What is being asked: Which lines of the records below contain the word "JSON"? Report each of them in full.
——————————
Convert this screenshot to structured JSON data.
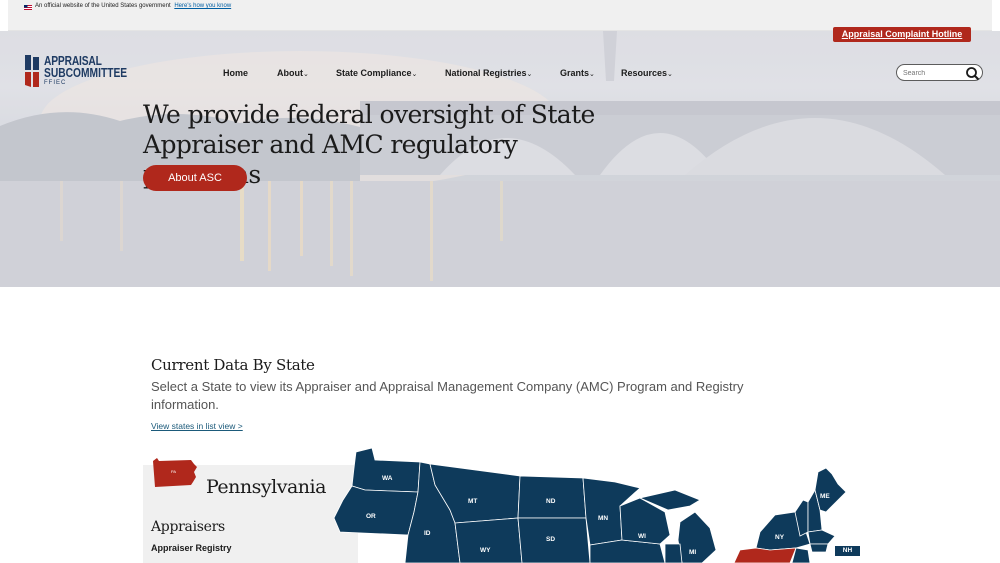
{
  "gov_banner": {
    "text": "An official website of the United States government",
    "link": "Here's how you know"
  },
  "hotline": "Appraisal Complaint Hotline",
  "logo": {
    "line1": "APPRAISAL",
    "line2": "SUBCOMMITTEE",
    "line3": "FFIEC"
  },
  "nav": [
    {
      "label": "Home"
    },
    {
      "label": "About",
      "chevron": "⌄"
    },
    {
      "label": "State Compliance",
      "chevron": "⌄"
    },
    {
      "label": "National Registries",
      "chevron": "⌄"
    },
    {
      "label": "Grants",
      "chevron": "⌄"
    },
    {
      "label": "Resources",
      "chevron": "⌄"
    }
  ],
  "search": {
    "placeholder": "Search",
    "icon": "search-icon"
  },
  "hero": {
    "title": "We provide federal oversight of State Appraiser and AMC regulatory programs",
    "button": "About ASC"
  },
  "state_data": {
    "title": "Current Data By State",
    "description": "Select a State to view its Appraiser and Appraisal Management Company (AMC) Program and Registry information.",
    "list_link": "View states in list view >",
    "selected_state": "Pennsylvania",
    "selected_state_abbrev": "PA",
    "appraisers_heading": "Appraisers",
    "appraiser_registry": "Appraiser Registry"
  },
  "map_labels": [
    "WA",
    "OR",
    "ID",
    "MT",
    "WY",
    "ND",
    "SD",
    "MN",
    "WI",
    "MI",
    "NY",
    "ME",
    "NH"
  ],
  "colors": {
    "accent": "#b0281c",
    "map_state": "#0e3a5b",
    "brand": "#1f3b63"
  }
}
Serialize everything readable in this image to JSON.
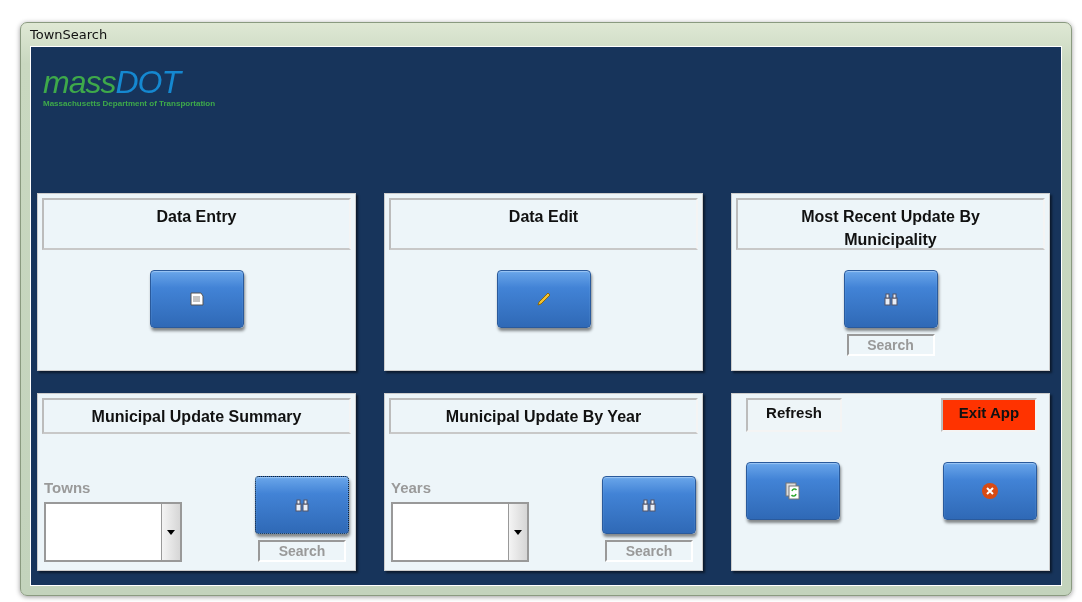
{
  "window": {
    "title": "TownSearch"
  },
  "logo": {
    "brand_left": "mass",
    "brand_right": "DOT",
    "tagline": "Massachusetts Department of Transportation"
  },
  "panels": [
    {
      "kind": "button",
      "title": "Data Entry",
      "focused": false
    },
    {
      "kind": "button",
      "title": "Data Edit",
      "focused": false
    },
    {
      "kind": "search",
      "title": "Most Recent Update By Municipality",
      "focused": false,
      "caption": "Search"
    },
    {
      "kind": "dropdown",
      "title": "Municipal Update Summary",
      "field_label": "Towns",
      "focused": true,
      "caption": "Search"
    },
    {
      "kind": "dropdown",
      "title": "Municipal Update By Year",
      "field_label": "Years",
      "focused": false,
      "caption": "Search"
    },
    {
      "kind": "actions",
      "actions": [
        {
          "label": "Refresh",
          "color": "#eef5f8"
        },
        {
          "label": "Exit App",
          "color": "#ff3300"
        }
      ]
    }
  ]
}
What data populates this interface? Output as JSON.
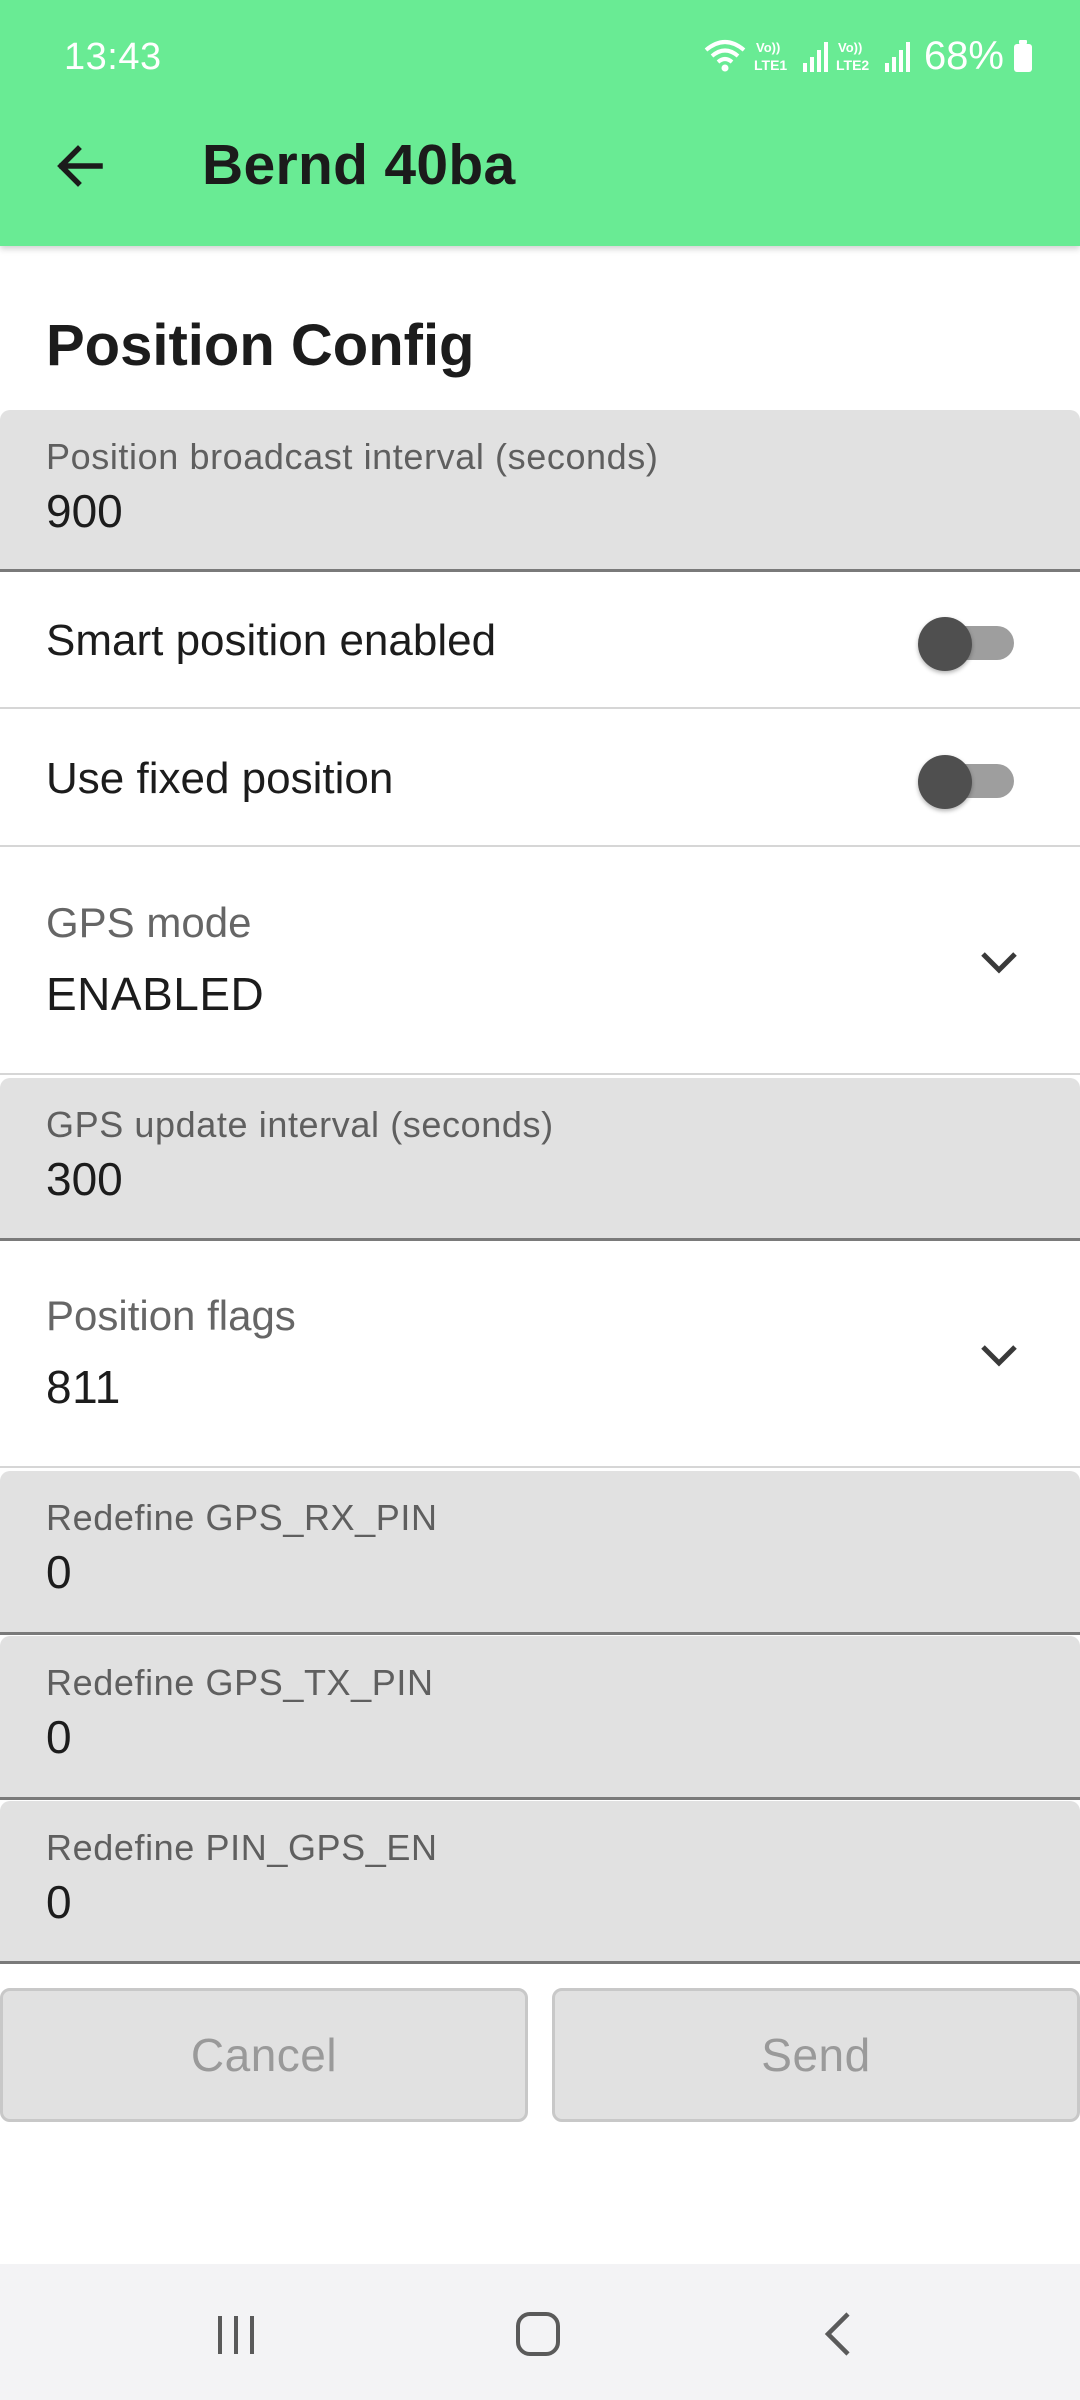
{
  "status_bar": {
    "time": "13:43",
    "battery": "68%",
    "icons": [
      "wifi-icon",
      "volte-lte1-icon",
      "signal-icon",
      "volte-lte2-icon",
      "signal-icon",
      "battery-icon"
    ]
  },
  "app_bar": {
    "title": "Bernd 40ba",
    "back_icon": "arrow-back-icon",
    "background_color": "#69eb94"
  },
  "section_title": "Position Config",
  "fields": {
    "broadcast_interval": {
      "label": "Position broadcast interval (seconds)",
      "value": "900"
    },
    "smart_position": {
      "label": "Smart position enabled",
      "checked": false
    },
    "fixed_position": {
      "label": "Use fixed position",
      "checked": false
    },
    "gps_mode": {
      "label": "GPS mode",
      "value": "ENABLED"
    },
    "gps_update_interval": {
      "label": "GPS update interval (seconds)",
      "value": "300"
    },
    "position_flags": {
      "label": "Position flags",
      "value": "811"
    },
    "gps_rx_pin": {
      "label": "Redefine GPS_RX_PIN",
      "value": "0"
    },
    "gps_tx_pin": {
      "label": "Redefine GPS_TX_PIN",
      "value": "0"
    },
    "pin_gps_en": {
      "label": "Redefine PIN_GPS_EN",
      "value": "0"
    }
  },
  "actions": {
    "cancel": "Cancel",
    "send": "Send"
  },
  "nav_bar": {
    "icons": [
      "recent-apps-icon",
      "home-icon",
      "nav-back-icon"
    ]
  }
}
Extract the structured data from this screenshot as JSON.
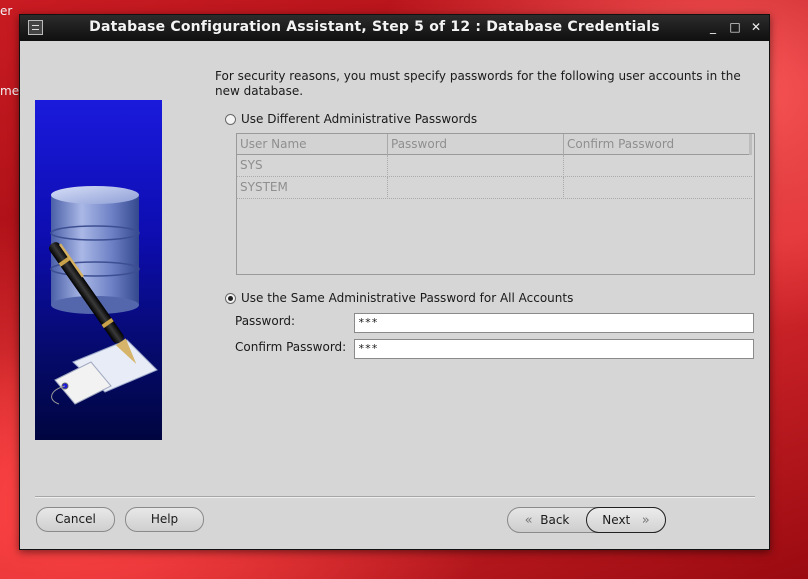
{
  "desktop": {
    "edge_text_1": "er",
    "edge_text_2": "me"
  },
  "window": {
    "title": "Database Configuration Assistant, Step 5 of 12 : Database Credentials",
    "minimize": "_",
    "maximize": "□",
    "close": "✕"
  },
  "intro_text": "For security reasons, you must specify passwords for the following user accounts in the new database.",
  "option_different": {
    "label": "Use Different Administrative Passwords",
    "selected": false
  },
  "table": {
    "columns": [
      "User Name",
      "Password",
      "Confirm Password"
    ],
    "rows": [
      {
        "user": "SYS",
        "password": "",
        "confirm": ""
      },
      {
        "user": "SYSTEM",
        "password": "",
        "confirm": ""
      }
    ]
  },
  "option_same": {
    "label": "Use the Same Administrative Password for All Accounts",
    "selected": true
  },
  "password_field": {
    "label": "Password:",
    "value": "***"
  },
  "confirm_field": {
    "label": "Confirm Password:",
    "value": "***"
  },
  "buttons": {
    "cancel": "Cancel",
    "help": "Help",
    "back": "Back",
    "next": "Next"
  },
  "colors": {
    "desktop_red": "#c91b22",
    "titlebar": "#1a1a1a",
    "dialog_bg": "#d6d6d6",
    "side_image_blue": "#1a1adc"
  },
  "icons": [
    "app-icon",
    "minimize-icon",
    "maximize-icon",
    "close-icon",
    "back-chevron-icon",
    "next-chevron-icon",
    "database-pen-illustration"
  ]
}
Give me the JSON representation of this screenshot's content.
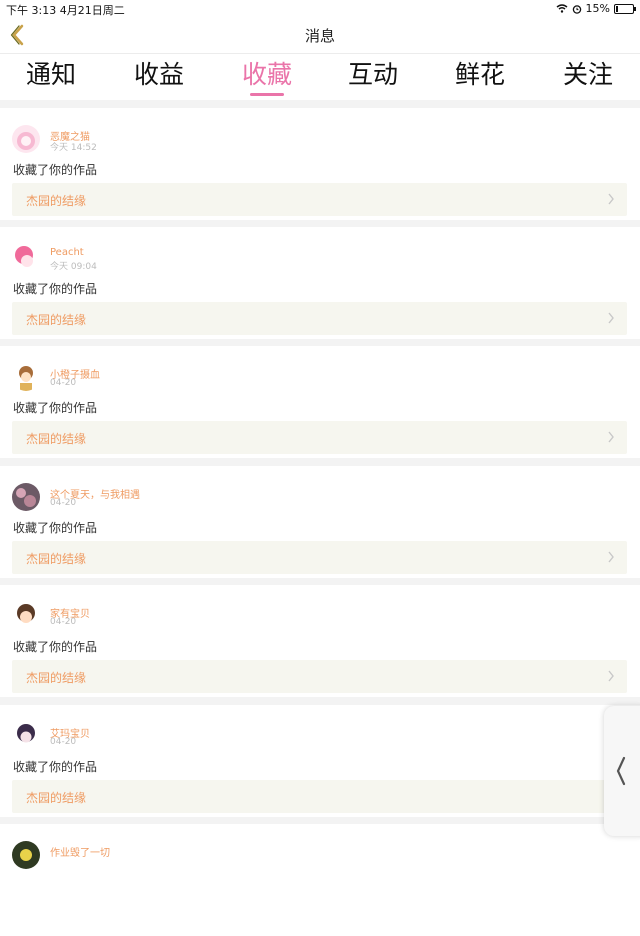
{
  "status": {
    "time_date": "下午 3:13   4月21日周二",
    "battery": "15%",
    "battery_level": 0.15
  },
  "nav": {
    "title": "消息",
    "back_icon": "chevron-left-icon"
  },
  "tabs": [
    {
      "label": "通知",
      "active": false
    },
    {
      "label": "收益",
      "active": false
    },
    {
      "label": "收藏",
      "active": true
    },
    {
      "label": "互动",
      "active": false
    },
    {
      "label": "鲜花",
      "active": false
    },
    {
      "label": "关注",
      "active": false
    }
  ],
  "colors": {
    "accent": "#ea74a9",
    "name": "#ef9b62",
    "work_bg": "#f6f6ef"
  },
  "items": [
    {
      "user": "恶魔之猫",
      "time": "今天 14:52",
      "action": "收藏了你的作品",
      "work": "杰园的结缘"
    },
    {
      "user": "Peacht",
      "time": "今天 09:04",
      "action": "收藏了你的作品",
      "work": "杰园的结缘"
    },
    {
      "user": "小橙子摄血",
      "time": "04-20",
      "action": "收藏了你的作品",
      "work": "杰园的结缘"
    },
    {
      "user": "这个夏天，与我相遇",
      "time": "04-20",
      "action": "收藏了你的作品",
      "work": "杰园的结缘"
    },
    {
      "user": "家有宝贝",
      "time": "04-20",
      "action": "收藏了你的作品",
      "work": "杰园的结缘"
    },
    {
      "user": "艾玛宝贝",
      "time": "04-20",
      "action": "收藏了你的作品",
      "work": "杰园的结缘"
    },
    {
      "user": "作业毁了一切",
      "time": "",
      "action": "",
      "work": ""
    }
  ]
}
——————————
Result of this task:
Convert this screenshot to structured JSON data.
Serialize everything readable in this image to JSON.
What data populates this interface? Output as JSON.
Extract the structured data from this screenshot as JSON.
Give me the JSON representation of this screenshot's content.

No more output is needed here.